Please count how many lines in the entries below contain "JSON" and reply with the figure alone.

——

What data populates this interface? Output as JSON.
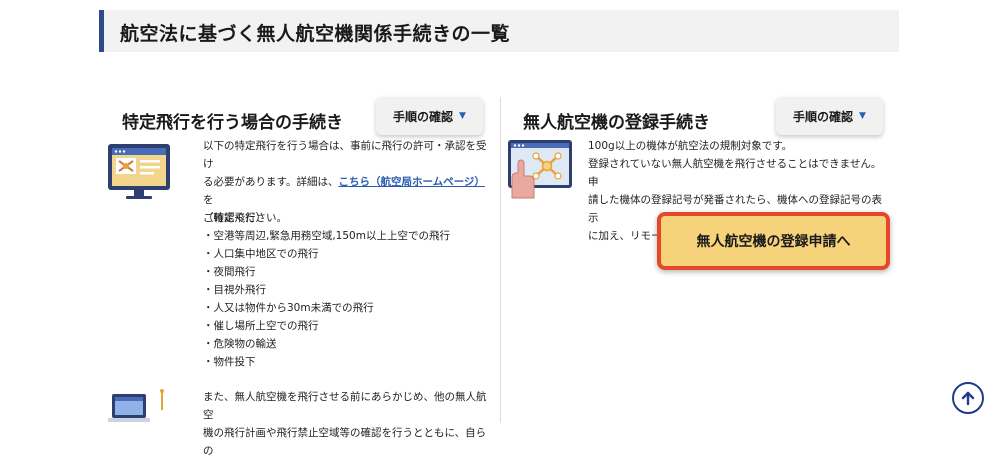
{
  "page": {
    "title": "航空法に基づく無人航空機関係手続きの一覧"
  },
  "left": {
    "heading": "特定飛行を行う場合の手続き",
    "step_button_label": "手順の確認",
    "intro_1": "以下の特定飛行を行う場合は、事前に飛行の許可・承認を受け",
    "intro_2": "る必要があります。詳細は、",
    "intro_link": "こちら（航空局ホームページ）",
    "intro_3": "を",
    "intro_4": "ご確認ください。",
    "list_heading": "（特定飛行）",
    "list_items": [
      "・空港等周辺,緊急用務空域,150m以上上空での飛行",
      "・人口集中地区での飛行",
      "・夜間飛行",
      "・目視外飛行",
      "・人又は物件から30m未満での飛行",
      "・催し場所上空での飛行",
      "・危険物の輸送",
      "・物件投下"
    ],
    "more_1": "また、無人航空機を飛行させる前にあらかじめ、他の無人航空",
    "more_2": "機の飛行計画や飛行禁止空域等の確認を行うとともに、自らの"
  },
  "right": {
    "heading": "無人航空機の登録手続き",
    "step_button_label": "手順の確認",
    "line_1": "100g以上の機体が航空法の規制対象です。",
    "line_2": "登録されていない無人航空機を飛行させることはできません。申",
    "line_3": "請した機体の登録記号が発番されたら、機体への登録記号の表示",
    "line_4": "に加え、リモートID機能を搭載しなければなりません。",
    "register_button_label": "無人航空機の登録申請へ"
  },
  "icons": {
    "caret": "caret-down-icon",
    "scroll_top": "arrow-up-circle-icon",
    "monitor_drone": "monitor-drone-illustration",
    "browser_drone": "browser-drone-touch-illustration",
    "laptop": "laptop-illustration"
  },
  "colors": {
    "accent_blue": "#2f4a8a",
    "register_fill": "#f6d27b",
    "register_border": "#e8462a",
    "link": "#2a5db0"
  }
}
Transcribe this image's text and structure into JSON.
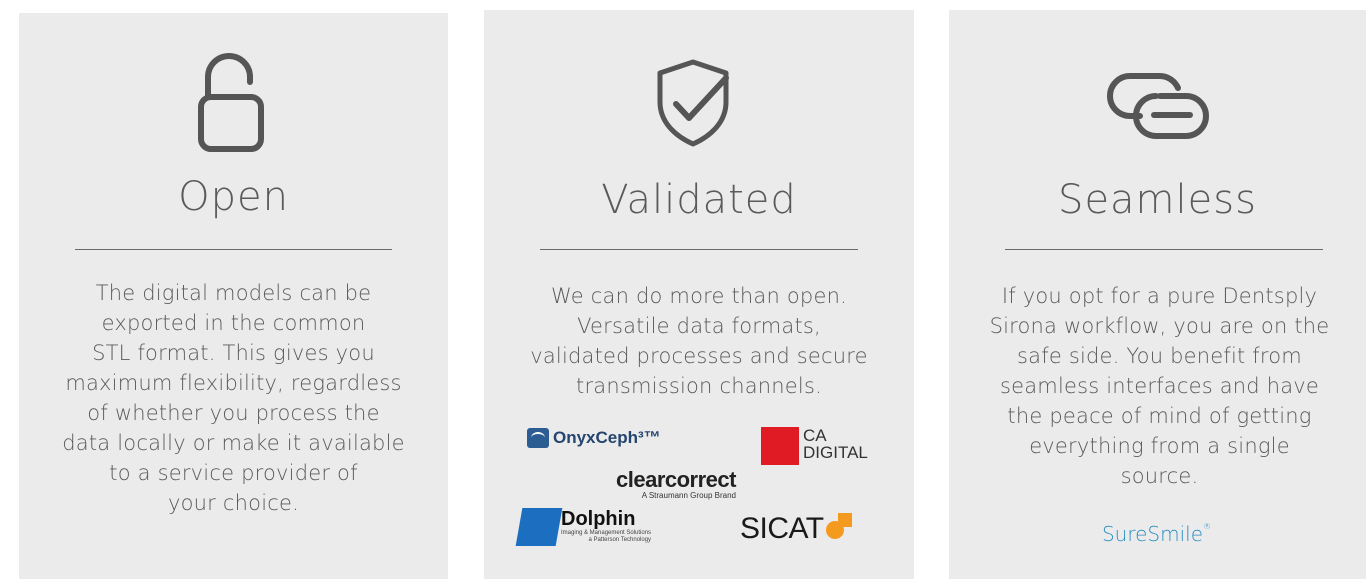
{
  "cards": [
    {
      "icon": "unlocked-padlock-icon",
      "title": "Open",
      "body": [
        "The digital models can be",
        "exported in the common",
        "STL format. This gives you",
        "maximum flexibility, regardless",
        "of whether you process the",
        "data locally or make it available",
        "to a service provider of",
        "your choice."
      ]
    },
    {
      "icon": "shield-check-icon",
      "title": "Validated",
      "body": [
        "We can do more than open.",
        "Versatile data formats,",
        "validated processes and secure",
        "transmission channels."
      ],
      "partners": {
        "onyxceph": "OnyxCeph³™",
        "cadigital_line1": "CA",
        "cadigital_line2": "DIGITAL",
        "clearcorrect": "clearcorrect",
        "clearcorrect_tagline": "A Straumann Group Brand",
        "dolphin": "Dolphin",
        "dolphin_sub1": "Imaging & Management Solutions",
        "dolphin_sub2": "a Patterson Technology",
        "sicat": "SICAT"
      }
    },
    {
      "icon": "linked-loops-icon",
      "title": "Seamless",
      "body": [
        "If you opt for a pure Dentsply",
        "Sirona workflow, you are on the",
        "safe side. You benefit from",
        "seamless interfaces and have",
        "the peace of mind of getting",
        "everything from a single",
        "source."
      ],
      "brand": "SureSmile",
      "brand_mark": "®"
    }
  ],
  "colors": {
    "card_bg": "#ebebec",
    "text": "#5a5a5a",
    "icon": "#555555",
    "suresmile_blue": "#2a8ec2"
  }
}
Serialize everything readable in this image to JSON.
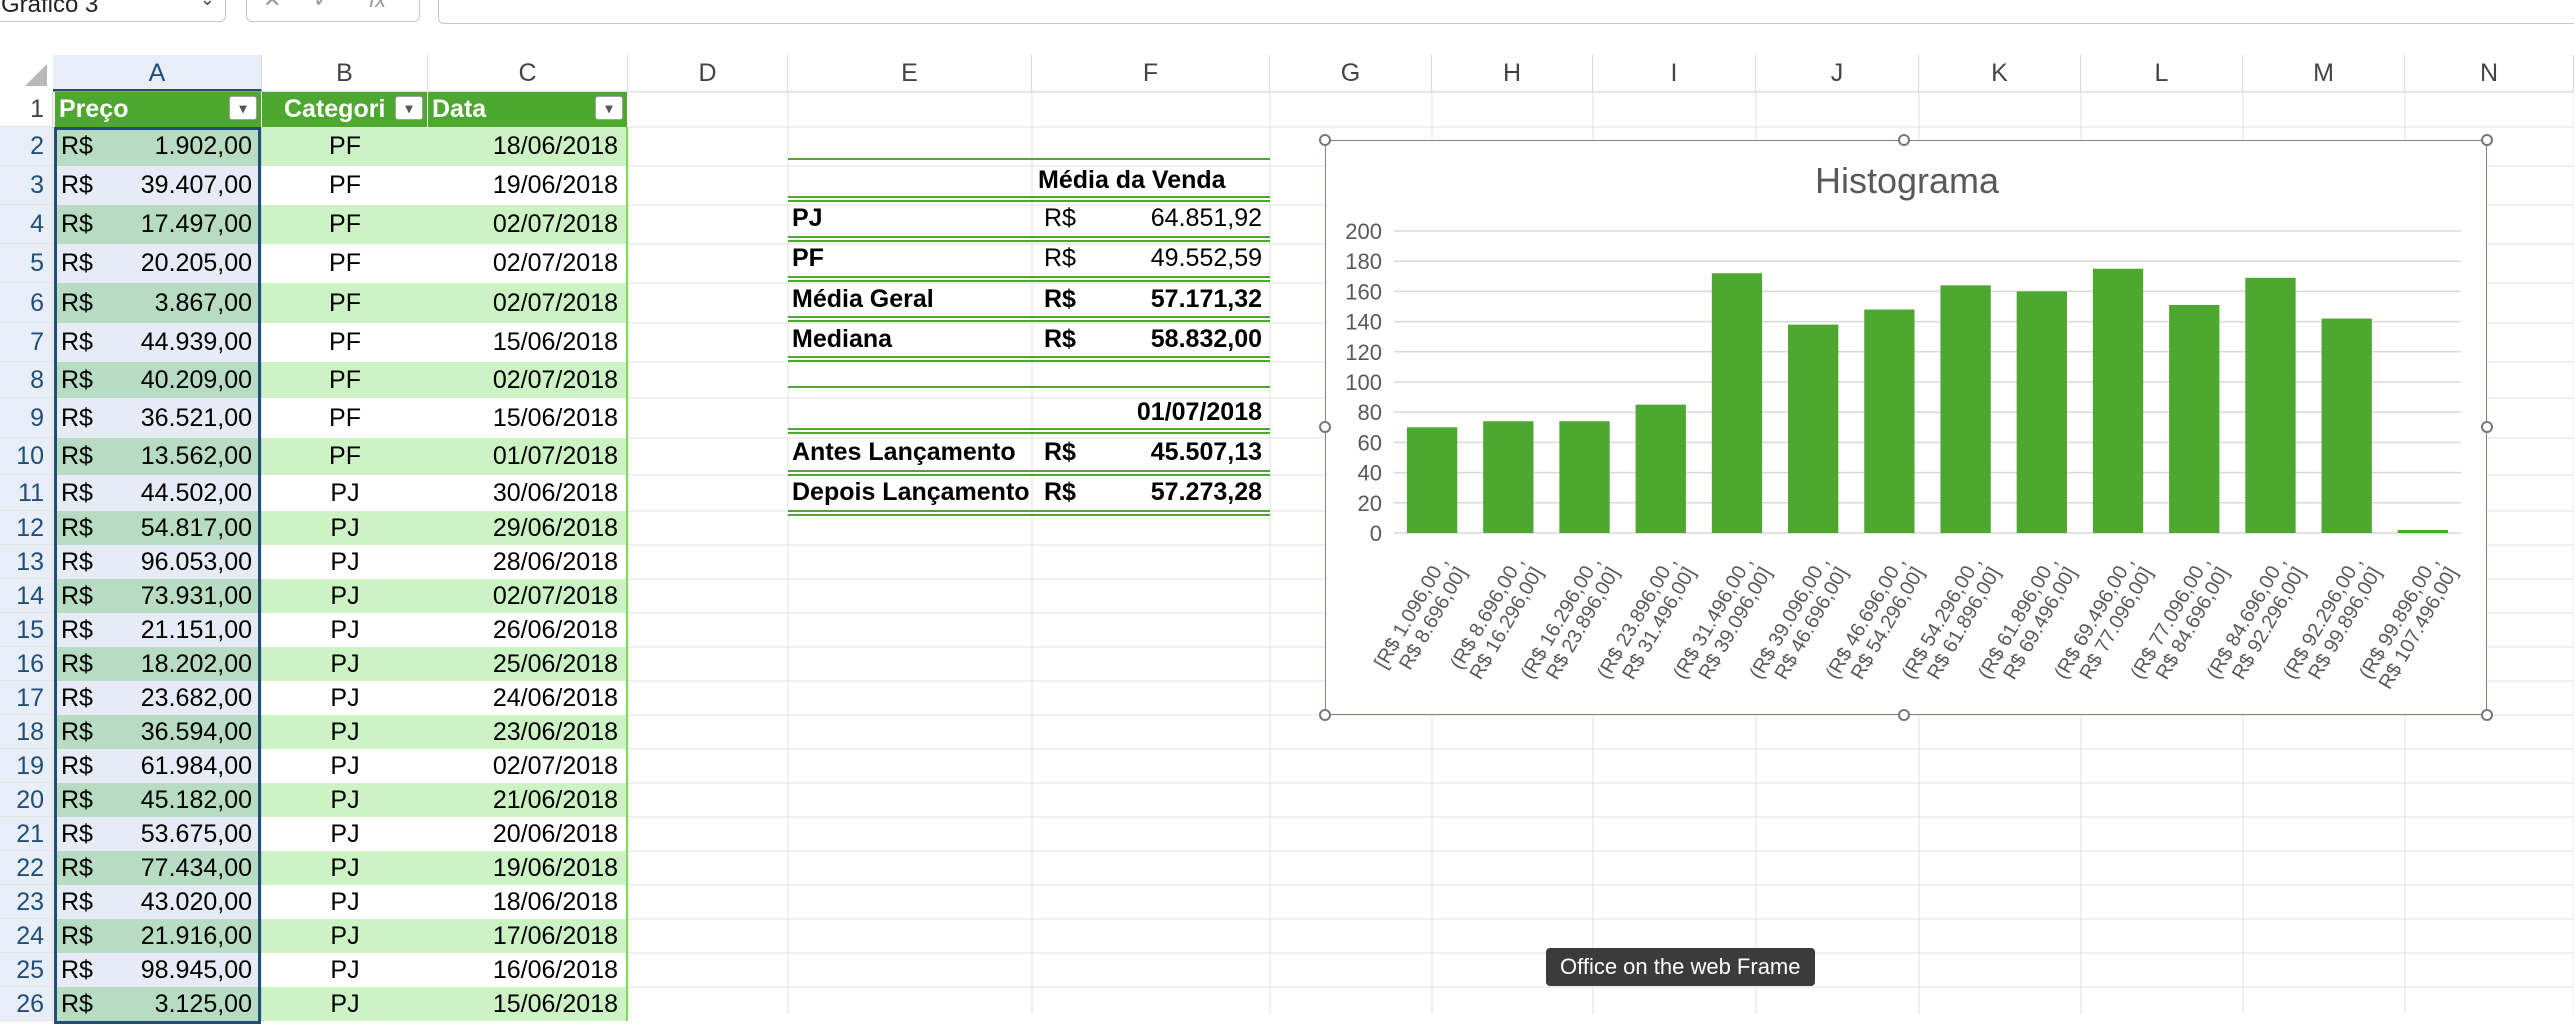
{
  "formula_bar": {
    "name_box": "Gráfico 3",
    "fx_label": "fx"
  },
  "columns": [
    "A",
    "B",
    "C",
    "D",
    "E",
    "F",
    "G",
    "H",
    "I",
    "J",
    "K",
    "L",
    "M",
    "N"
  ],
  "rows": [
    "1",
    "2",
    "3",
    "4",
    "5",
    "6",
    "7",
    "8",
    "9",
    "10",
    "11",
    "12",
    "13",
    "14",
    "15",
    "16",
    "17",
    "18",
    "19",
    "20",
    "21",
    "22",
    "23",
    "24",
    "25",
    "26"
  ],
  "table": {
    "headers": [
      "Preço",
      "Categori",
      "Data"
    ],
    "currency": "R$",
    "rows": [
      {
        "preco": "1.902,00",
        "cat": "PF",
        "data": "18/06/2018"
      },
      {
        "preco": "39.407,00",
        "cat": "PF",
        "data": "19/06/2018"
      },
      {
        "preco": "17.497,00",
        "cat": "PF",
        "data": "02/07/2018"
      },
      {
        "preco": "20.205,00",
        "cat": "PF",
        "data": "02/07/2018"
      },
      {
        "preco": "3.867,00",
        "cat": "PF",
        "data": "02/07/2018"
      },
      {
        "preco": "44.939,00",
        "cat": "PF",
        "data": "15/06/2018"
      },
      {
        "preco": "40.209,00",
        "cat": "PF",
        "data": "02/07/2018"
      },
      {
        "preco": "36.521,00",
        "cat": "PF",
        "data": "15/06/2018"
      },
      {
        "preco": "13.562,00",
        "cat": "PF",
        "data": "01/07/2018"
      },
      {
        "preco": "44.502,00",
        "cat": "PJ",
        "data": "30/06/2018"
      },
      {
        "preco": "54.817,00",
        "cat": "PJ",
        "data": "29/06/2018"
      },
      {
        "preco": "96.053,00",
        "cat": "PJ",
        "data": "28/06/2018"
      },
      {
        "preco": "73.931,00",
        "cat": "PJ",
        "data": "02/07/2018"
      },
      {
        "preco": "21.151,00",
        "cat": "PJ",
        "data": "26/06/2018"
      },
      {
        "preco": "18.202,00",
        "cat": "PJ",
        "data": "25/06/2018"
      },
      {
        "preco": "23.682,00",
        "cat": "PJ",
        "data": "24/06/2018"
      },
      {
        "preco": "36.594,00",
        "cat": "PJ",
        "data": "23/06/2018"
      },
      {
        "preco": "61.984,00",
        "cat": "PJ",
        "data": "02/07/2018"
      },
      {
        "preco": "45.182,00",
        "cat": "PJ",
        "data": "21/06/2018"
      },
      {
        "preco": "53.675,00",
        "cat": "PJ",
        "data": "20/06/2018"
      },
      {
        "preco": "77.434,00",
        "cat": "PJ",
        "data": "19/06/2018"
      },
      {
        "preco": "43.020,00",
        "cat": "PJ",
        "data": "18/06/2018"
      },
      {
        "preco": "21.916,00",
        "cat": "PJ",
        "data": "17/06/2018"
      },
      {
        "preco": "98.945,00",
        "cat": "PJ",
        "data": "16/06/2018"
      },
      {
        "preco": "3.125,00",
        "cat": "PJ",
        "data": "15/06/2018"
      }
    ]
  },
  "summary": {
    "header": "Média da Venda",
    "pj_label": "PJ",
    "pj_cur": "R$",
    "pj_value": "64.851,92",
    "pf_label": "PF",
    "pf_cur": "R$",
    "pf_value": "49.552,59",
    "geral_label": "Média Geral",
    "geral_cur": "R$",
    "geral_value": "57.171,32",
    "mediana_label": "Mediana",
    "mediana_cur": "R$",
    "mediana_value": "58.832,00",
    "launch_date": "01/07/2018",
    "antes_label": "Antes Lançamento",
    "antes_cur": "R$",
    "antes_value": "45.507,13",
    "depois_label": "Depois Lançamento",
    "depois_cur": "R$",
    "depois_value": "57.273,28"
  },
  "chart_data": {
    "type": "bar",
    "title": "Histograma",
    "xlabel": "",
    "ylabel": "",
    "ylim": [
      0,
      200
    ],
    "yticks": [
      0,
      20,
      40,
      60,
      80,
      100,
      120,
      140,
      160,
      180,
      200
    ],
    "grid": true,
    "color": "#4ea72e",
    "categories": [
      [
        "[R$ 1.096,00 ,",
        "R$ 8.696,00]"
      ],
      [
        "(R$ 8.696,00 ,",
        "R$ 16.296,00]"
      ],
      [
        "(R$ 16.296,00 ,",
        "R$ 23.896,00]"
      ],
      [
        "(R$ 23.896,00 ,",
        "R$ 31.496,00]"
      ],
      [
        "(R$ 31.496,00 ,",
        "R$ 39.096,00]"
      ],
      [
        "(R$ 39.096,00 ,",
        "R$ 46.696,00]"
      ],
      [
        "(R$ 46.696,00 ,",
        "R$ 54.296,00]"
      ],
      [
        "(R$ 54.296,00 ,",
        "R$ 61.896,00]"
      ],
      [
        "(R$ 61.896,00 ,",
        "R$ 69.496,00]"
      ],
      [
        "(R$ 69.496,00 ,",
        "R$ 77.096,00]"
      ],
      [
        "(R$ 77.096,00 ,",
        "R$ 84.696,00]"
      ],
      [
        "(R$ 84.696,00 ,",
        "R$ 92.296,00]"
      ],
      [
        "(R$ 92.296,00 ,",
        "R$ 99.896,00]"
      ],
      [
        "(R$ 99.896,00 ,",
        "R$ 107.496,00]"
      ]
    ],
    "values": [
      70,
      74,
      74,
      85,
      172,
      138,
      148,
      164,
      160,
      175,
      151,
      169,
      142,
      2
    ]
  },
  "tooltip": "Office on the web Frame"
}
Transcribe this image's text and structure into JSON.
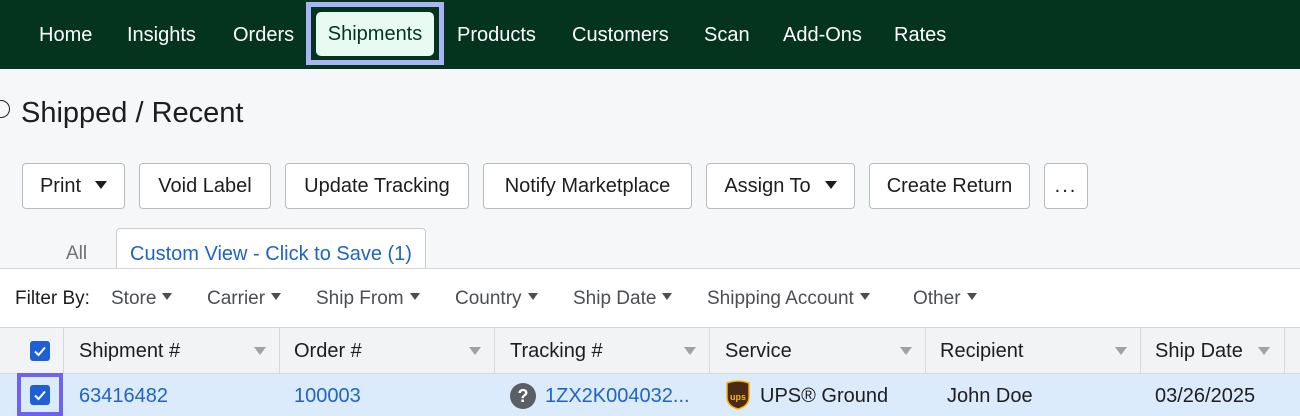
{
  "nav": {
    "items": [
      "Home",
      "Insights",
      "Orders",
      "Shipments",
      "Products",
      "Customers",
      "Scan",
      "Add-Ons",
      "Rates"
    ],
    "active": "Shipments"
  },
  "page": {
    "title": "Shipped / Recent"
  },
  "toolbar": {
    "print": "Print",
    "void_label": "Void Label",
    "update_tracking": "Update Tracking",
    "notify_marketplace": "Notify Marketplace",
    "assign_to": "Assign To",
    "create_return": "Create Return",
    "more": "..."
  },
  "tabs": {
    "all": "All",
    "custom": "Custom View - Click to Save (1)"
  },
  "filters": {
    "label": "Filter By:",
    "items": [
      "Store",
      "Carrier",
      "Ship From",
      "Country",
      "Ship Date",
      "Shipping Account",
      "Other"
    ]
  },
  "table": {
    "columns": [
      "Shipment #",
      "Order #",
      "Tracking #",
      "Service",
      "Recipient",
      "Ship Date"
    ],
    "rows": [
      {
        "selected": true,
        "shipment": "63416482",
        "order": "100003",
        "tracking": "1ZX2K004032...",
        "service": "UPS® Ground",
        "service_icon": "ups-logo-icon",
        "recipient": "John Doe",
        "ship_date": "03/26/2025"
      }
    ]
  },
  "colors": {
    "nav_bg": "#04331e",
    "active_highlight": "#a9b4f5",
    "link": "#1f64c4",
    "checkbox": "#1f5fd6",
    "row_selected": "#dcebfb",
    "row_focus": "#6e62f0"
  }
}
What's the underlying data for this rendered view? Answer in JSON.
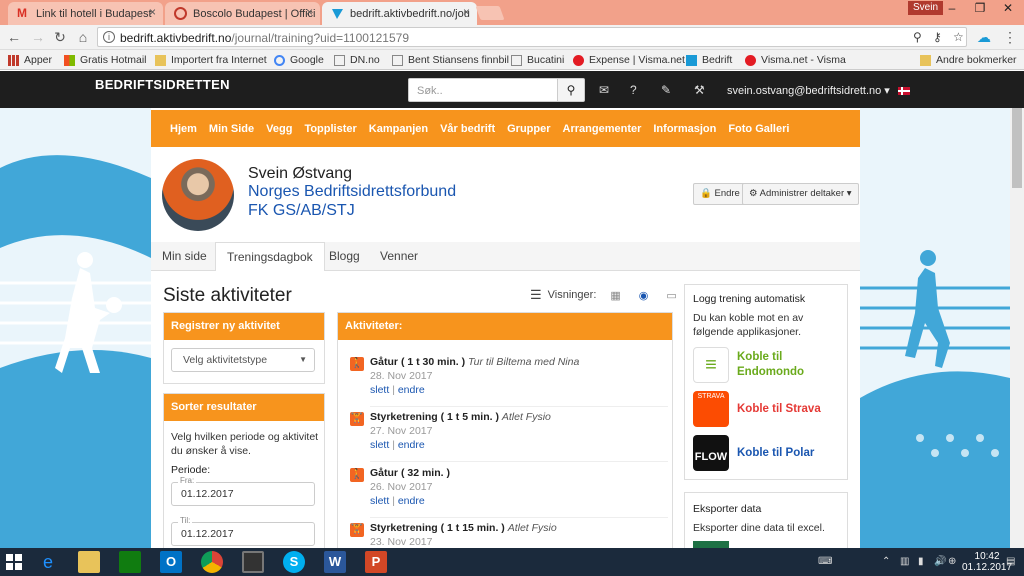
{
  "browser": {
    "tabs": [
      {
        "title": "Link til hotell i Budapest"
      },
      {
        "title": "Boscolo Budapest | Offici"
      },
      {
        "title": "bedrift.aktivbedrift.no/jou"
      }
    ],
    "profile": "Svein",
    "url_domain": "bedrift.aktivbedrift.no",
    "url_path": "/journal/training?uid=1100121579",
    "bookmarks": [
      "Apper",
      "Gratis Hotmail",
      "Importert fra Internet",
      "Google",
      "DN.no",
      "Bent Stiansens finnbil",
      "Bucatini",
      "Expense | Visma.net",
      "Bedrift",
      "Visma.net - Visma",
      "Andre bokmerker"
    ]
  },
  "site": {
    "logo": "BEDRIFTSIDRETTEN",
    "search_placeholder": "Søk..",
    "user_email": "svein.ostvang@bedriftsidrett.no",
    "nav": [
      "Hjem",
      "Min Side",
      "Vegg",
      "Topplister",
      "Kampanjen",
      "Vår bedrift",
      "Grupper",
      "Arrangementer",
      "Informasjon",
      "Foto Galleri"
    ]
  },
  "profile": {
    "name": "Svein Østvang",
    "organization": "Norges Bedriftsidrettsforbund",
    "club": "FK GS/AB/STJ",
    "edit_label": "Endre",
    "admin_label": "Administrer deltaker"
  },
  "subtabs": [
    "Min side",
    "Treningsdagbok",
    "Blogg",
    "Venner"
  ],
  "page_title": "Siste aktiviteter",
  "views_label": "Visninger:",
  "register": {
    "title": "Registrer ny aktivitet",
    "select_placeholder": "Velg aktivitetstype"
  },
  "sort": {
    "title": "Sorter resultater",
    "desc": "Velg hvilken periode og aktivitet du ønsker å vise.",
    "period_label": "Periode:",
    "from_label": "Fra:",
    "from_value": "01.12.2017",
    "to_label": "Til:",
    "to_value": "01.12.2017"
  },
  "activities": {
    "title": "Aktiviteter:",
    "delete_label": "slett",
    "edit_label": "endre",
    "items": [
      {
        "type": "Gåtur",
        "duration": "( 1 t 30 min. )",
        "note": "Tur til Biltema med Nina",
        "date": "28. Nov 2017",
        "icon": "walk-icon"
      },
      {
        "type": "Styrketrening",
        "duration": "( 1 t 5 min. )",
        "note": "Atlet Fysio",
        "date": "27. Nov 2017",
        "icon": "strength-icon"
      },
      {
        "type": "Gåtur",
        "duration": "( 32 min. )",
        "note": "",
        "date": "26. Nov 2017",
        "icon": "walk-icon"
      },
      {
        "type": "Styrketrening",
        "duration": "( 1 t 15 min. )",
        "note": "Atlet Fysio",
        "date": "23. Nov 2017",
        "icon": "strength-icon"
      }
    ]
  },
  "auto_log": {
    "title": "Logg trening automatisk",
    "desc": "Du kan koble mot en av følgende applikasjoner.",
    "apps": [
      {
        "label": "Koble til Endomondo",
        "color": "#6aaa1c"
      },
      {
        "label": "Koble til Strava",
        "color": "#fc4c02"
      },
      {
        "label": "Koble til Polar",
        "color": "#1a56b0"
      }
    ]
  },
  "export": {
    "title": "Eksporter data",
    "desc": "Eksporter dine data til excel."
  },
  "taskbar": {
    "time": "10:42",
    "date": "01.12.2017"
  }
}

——

§ Task result
5